#### Task to complete
When you reach a picture, skip it, and retype every line below exactly.

[Web page and app entries]
★ ★ ★ ★
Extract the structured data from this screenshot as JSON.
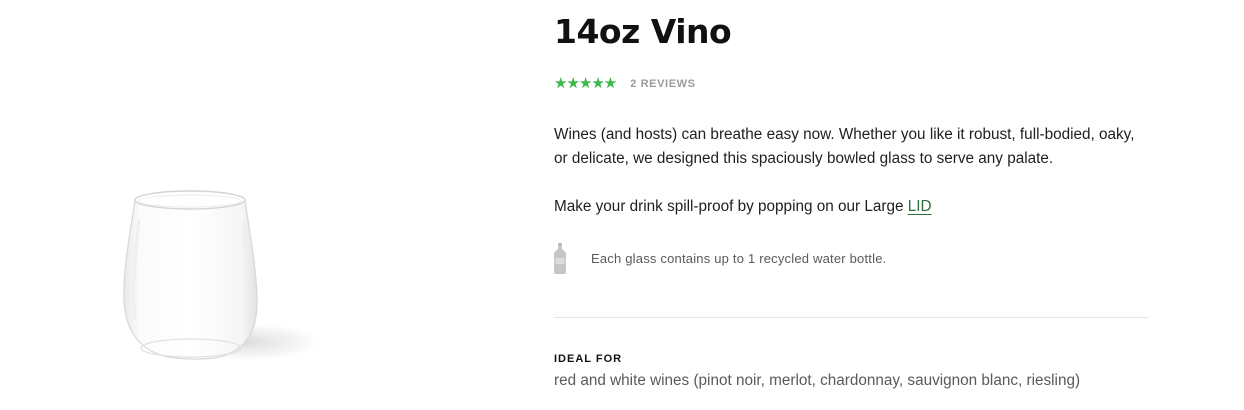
{
  "product": {
    "title": "14oz Vino",
    "rating": {
      "value": 5,
      "max": 5,
      "stars_glyphs": "★★★★★",
      "reviews_label": "2 REVIEWS",
      "star_color": "#3cb94b"
    },
    "description": "Wines (and hosts) can breathe easy now. Whether you like it robust, full-bodied, oaky, or delicate, we designed this spaciously bowled glass to serve any palate.",
    "lid_prefix": "Make your drink spill-proof by popping on our Large ",
    "lid_link_label": "LID",
    "recycle_icon": "water-bottle-icon",
    "recycle_note": "Each glass contains up to 1 recycled water bottle.",
    "ideal_for": {
      "heading": "IDEAL FOR",
      "text": "red and white wines (pinot noir, merlot, chardonnay, sauvignon blanc, riesling)"
    }
  },
  "colors": {
    "accent_green": "#3cb94b",
    "link_green": "#2f6f3a",
    "muted_text": "#5a5a5a"
  }
}
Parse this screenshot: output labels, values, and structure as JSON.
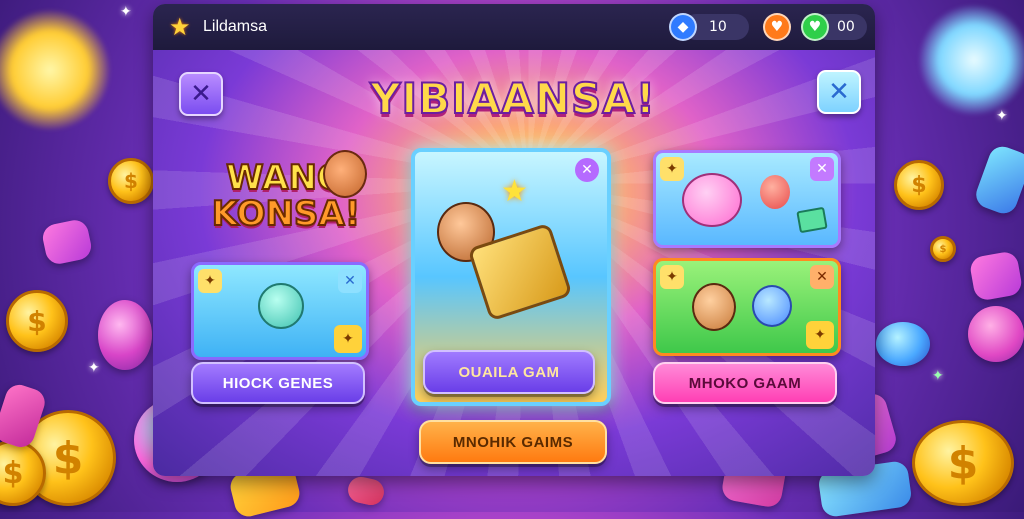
{
  "app": {
    "title": "Lildamsa",
    "icon": "star-mascot-icon"
  },
  "currency": {
    "blue": {
      "icon": "blue-gem-icon",
      "glyph": "◆",
      "value": "10"
    },
    "orange": {
      "icon": "orange-heart-icon",
      "glyph": "♥",
      "value": ""
    },
    "green": {
      "icon": "green-heart-icon",
      "glyph": "♥",
      "value": "00"
    }
  },
  "buttons": {
    "close_left": {
      "icon": "close-icon",
      "glyph": "✕"
    },
    "close_right": {
      "icon": "close-icon",
      "glyph": "✕"
    }
  },
  "headline": "YIBIAANSA!",
  "logo": {
    "line1": "WANO",
    "line2": "KONSA!"
  },
  "cards": {
    "left": {
      "label": "HIOCK GENES",
      "badge": "✕"
    },
    "center": {
      "label": "OUAILA GAM",
      "badge": "✕"
    },
    "right_top": {
      "badge": "✕"
    },
    "right_bottom": {
      "badge": "✕",
      "label": "MHOKO GAAM"
    }
  },
  "bottom_button": "MNOHIK GAIMS",
  "colors": {
    "accent_purple": "#6b2fb8",
    "pill_purple": "#7b4df0",
    "pill_pink": "#ff5ec4",
    "pill_orange": "#ff8a1f",
    "gold": "#ffc21a"
  }
}
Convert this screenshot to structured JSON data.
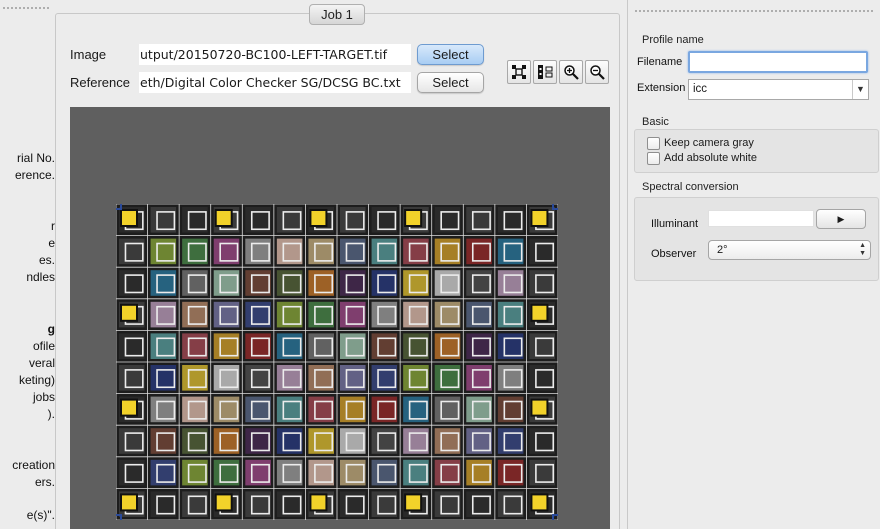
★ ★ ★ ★
#### Exercise result
Extract the structured data from this screenshot as JSON.
{
  "product": {
    "title": "14oz Vino",
    "rating": {
      "value": 5,
      "max": 5,
      "stars_glyphs": "★★★★★",
      "reviews_label": "2 REVIEWS",
      "star_color": "#3cb94b"
    },
    "description": "Wines (and hosts) can breathe easy now. Whether you like it robust, full-bodied, oaky, or delicate, we designed this spaciously bowled glass to serve any palate.",
    "lid_prefix": "Make your drink spill-proof by popping on our Large ",
    "lid_link_label": "LID",
    "recycle_icon": "water-bottle-icon",
    "recycle_note": "Each glass contains up to 1 recycled water bottle.",
    "ideal_for": {
      "heading": "IDEAL FOR",
      "text": "red and white wines (pinot noir, merlot, chardonnay, sauvignon blanc, riesling)"
    }
  },
  "colors": {
    "accent_green": "#3cb94b",
    "link_green": "#2f6f3a",
    "muted_text": "#5a5a5a"
  }
}
Parse this screenshot: output labels, values, and structure as JSON.
{
  "app": {
    "title": "Lildamsa",
    "icon": "star-mascot-icon"
  },
  "currency": {
    "blue": {
      "icon": "blue-gem-icon",
      "glyph": "◆",
      "value": "10"
    },
    "orange": {
      "icon": "orange-heart-icon",
      "glyph": "♥",
      "value": ""
    },
    "green": {
      "icon": "green-heart-icon",
      "glyph": "♥",
      "value": "00"
    }
  },
  "buttons": {
    "close_left": {
      "icon": "close-icon",
      "glyph": "✕"
    },
    "close_right": {
      "icon": "close-icon",
      "glyph": "✕"
    }
  },
  "headline": "YIBIAANSA!",
  "logo": {
    "line1": "WANO",
    "line2": "KONSA!"
  },
  "cards": {
    "left": {
      "label": "HIOCK GENES",
      "badge": "✕"
    },
    "center": {
      "label": "OUAILA GAM",
      "badge": "✕"
    },
    "right_top": {
      "badge": "✕"
    },
    "right_bottom": {
      "badge": "✕",
      "label": "MHOKO GAAM"
    }
  },
  "bottom_button": "MNOHIK GAIMS",
  "colors": {
    "accent_purple": "#6b2fb8",
    "pill_purple": "#7b4df0",
    "pill_pink": "#ff5ec4",
    "pill_orange": "#ff8a1f",
    "gold": "#ffc21a"
  }
}
Convert this screenshot to structured JSON data.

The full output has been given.